Things couldn’t be more different in France, where mothers are given a course of ten free physical therapy sessions to restore the core and pelvic floor after birth, helping to resolve and prevent issues such as prolapse and incontinence, which we aren’t even properly educated about, let alone treated for.
Here in the UK the support we receive seems to be something of a postcode lottery, with the health checks and quality of care varying greatly. This means we have to take it upon ourselves to seek help, and this often has to be done privately, a luxury many can’t afford. But it’s time for a change.
New NICE guidelines have been released recognising that postnatal care needs to be improved, with a focus on ensuring women are listened to in order to get the help they need, receive better information and support on everything from safe bed-sharing to breastfeeding, and to ensure there are no gaps in postnatal support.
In the meantime, there are many other ways to ensure we get the care we deserve, for ourselves and the next generation of mothers. Here are just a few ways we can make a difference…
Ways to get better postnatal care and support:
Complain to your GP and raise the issue with your local MP
If you aren’t happy with the care you have received, one of the first things you can do is complain to your GP, so they can investigate whether things need to be changed within your practice. You could also write to your local MP to raise the issue and see if improvements can be made for your community. Find your local MP and their contact details at writetothem.com.
Utilise your midwives and health visitor as much as you can
Unfortunately, in-person appointments and regular contact with your midwives or health visitor are not a given at the moment, but they are still available should you want or need their help. Push for a face-to-face appointment if you feel you need one and write down any concerns you may have so you don’t forget anything when you speak to them.
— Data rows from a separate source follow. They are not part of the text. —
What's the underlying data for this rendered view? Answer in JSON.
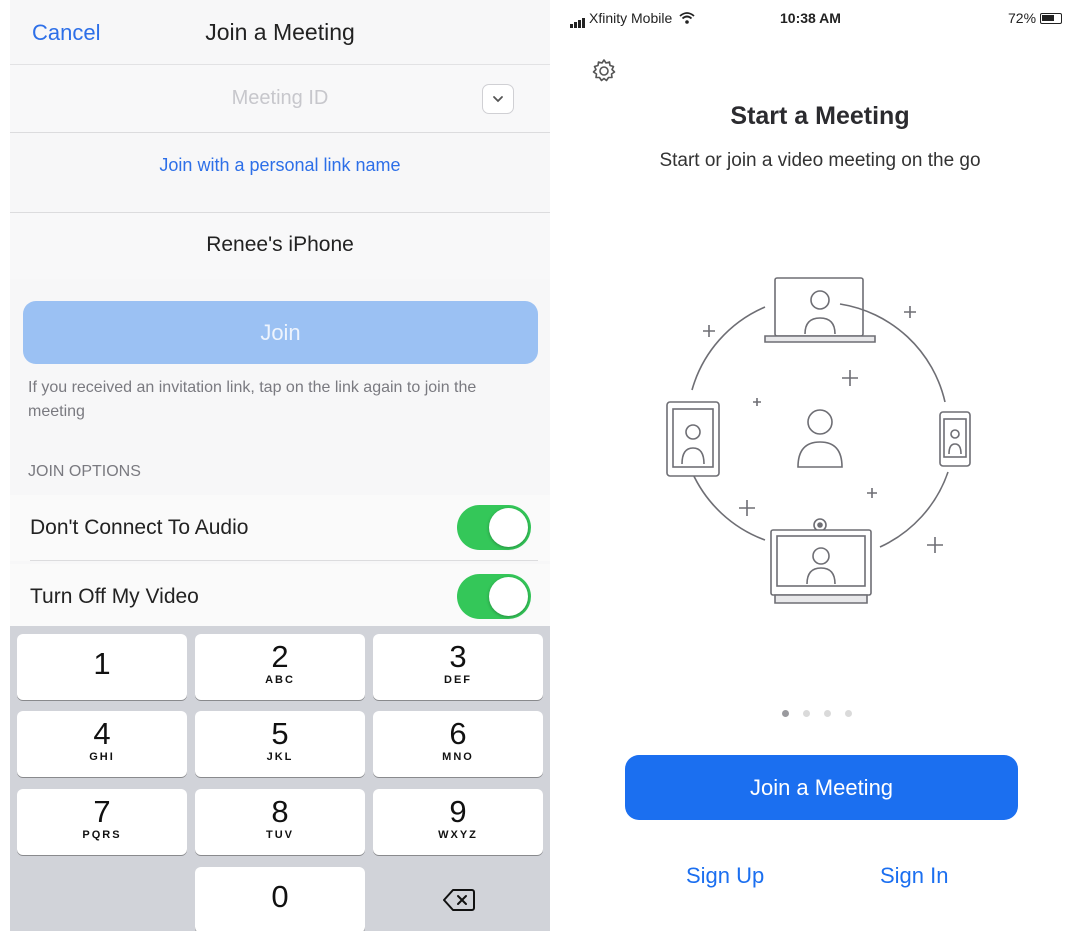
{
  "left": {
    "nav": {
      "cancel": "Cancel",
      "title": "Join a Meeting"
    },
    "meeting_id": {
      "placeholder": "Meeting ID",
      "dropdown_icon": "chevron-down-icon"
    },
    "personal_link": "Join with a personal link name",
    "display_name": "Renee's iPhone",
    "join_button": "Join",
    "hint": "If you received an invitation link, tap on the link again to join the meeting",
    "options_header": "JOIN OPTIONS",
    "options": [
      {
        "label": "Don't Connect To Audio",
        "on": true
      },
      {
        "label": "Turn Off My Video",
        "on": true
      }
    ],
    "toggle_color": "#34c759",
    "keypad": {
      "keys": [
        {
          "num": "1",
          "letters": ""
        },
        {
          "num": "2",
          "letters": "ABC"
        },
        {
          "num": "3",
          "letters": "DEF"
        },
        {
          "num": "4",
          "letters": "GHI"
        },
        {
          "num": "5",
          "letters": "JKL"
        },
        {
          "num": "6",
          "letters": "MNO"
        },
        {
          "num": "7",
          "letters": "PQRS"
        },
        {
          "num": "8",
          "letters": "TUV"
        },
        {
          "num": "9",
          "letters": "WXYZ"
        },
        {
          "num": "0",
          "letters": ""
        }
      ],
      "delete_icon": "backspace-icon"
    }
  },
  "right": {
    "status": {
      "carrier": "Xfinity Mobile",
      "time": "10:38 AM",
      "battery": "72%",
      "battery_level": 0.72
    },
    "settings_icon": "gear-icon",
    "title": "Start a Meeting",
    "subtitle": "Start or join a video meeting on the go",
    "illustration": "devices-connected-illustration",
    "page_dots": {
      "count": 4,
      "active": 0
    },
    "join_button": "Join a Meeting",
    "sign_up": "Sign Up",
    "sign_in": "Sign In",
    "accent_color": "#1b6ff0"
  }
}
The only person who will advocate for yourself is you, so don’t be afraid to push for what you need.
Seek mental health support
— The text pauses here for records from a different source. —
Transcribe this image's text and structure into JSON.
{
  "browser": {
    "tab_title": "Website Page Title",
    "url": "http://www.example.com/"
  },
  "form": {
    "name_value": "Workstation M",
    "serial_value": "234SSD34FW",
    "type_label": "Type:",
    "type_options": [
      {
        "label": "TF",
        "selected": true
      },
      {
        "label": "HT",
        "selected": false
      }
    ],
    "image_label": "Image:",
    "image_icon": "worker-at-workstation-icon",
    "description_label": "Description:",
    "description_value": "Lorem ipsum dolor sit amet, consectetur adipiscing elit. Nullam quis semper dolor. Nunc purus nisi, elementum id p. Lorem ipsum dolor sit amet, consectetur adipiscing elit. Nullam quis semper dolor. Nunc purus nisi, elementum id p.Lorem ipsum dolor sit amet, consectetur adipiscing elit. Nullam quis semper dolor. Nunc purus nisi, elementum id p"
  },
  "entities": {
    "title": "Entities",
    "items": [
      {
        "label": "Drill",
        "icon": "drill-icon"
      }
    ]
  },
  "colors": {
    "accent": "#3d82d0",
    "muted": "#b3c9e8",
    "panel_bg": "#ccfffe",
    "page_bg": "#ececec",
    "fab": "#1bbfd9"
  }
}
If you are struggling with anxiety or depression or just want someone to talk to, help is there if you need it. We’ve rounded up five free resources for perinatal mental health support, including organisations like PANDAS and Home Start to get you started.
Prioritise your pelvic health and physical recovery
Struggling with your physical recovery after birth? Ask your GP to be referred to a pelvic health physiotherapist, or if you have the money, go private. You can find a directory of your local practitioners on the Squeezy app directory or book a Mummy MOT; they will help to identify and treat any issues, and give you an exercise plan to restore your core and pelvic floor.
Find your local breastfeeding support or IBCLC
Breastfeeding doesn’t always come easy, and eight in ten women in the UK have said they stopped before they wanted to. But you don’t have to give up or put up with pain and other issues; find your local breastfeeding support group or IBCLC who can offer guidance, check your baby’s latch and talk to you about any other concerns or questions you have. Find an IBCLC lactation consultant near you here.
Learn how to check and improve your core strength
In an ideal world, we would all be professionally checked for signs of diastasis recti, or ab separation, after birth, but it is something you can test for yourself.
Pregnancy and postnatal fitness expert Sara Haley shows how to check for diastasis recti at home on her YouTube channel. Meanwhile, we’ve rounded up some of the best postnatal fitness programmes, including Kayla Itsines and Kelsey Wells’ plans, to help you ease your way back into exercise with low impact, appropriate moves.
How do you feel about the postnatal care you received? Share your stories in the comments or email firstname.lastname@example.org.